Friday, May 16, 2014 (All day) to Saturday, May 17, 2014 (All day)
Radcliffe Humanities
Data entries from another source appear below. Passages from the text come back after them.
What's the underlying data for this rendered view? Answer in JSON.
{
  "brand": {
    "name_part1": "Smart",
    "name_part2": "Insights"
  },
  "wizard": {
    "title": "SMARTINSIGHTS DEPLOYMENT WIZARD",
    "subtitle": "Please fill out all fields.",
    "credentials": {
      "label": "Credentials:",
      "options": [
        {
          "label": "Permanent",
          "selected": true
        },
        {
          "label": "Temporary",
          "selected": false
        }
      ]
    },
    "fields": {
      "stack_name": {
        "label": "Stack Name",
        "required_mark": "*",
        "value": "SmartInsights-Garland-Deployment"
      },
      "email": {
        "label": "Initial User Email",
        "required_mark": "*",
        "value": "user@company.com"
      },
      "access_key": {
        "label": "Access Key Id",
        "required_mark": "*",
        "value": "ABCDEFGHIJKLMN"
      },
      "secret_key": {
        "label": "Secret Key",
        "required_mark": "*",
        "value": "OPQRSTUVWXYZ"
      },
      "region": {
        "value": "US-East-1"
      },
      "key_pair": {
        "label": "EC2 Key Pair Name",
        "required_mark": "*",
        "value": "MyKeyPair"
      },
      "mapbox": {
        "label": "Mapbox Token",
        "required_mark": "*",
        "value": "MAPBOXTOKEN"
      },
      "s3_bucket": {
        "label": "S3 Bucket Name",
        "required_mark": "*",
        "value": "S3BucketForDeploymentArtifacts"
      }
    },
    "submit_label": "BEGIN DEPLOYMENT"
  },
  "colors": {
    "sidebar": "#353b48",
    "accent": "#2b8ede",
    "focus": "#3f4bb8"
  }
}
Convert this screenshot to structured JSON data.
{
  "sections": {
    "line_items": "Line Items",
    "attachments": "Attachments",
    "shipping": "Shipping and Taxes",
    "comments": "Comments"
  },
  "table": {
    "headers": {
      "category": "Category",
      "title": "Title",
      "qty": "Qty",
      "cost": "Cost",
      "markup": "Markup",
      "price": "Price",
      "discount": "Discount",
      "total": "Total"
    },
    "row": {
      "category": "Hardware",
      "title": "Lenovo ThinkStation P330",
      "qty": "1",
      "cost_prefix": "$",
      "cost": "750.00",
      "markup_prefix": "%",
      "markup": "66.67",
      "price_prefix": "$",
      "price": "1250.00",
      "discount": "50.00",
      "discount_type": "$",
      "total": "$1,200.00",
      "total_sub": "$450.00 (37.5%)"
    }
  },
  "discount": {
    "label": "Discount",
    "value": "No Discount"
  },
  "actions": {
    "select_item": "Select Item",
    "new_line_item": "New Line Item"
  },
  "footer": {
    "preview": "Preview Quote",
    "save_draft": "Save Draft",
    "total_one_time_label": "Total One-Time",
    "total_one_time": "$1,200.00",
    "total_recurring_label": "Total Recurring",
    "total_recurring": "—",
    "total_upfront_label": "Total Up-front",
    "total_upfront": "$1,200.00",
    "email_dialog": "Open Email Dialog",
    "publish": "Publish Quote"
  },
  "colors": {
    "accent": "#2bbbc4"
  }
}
The inaugural ‘Botanical Ontologies’ conference seeks to bring together postgraduate students from across the humanities, social sciences, and biological sciences to critically address, challenge, and rethink the seemingly simple question: How do we know what we know about plants? The construction of plant knowledge systems is increasingly a matter of interest across a broad range of disciplines, from the ethnosciences to philosophy. By ‘plant knowledge systems’ we refer to the biological, medicinal, social, and cultural information about plants observed, stored, transmitted, and used by humans. Recent questions concerning ‘ontology’ in socio-ecological systems have enlivened these debates. ‘Botanical ontologies’—as we speculatively term them—vary widely, stretching from Linnaean taxonomies to indigenous origin myths, yet regardless of origin they structure the relationships between plants and humans. In this conference we will consider these plant-people interrelationships by bringing into dialogue perspectives and case studies from Anthropology, Archaeology, Biology, Geography & the Environment, History, and Plant Sciences. Far from an academic exercise, this conference contends that discussion about these plant-human relationships go beyond the ephemeral: they are necessary for the preservation (and protection) of local vegetation diversity and the knowledge systems that go with them.
 

Contact name: 
Katherine French
Audience: 
Open to all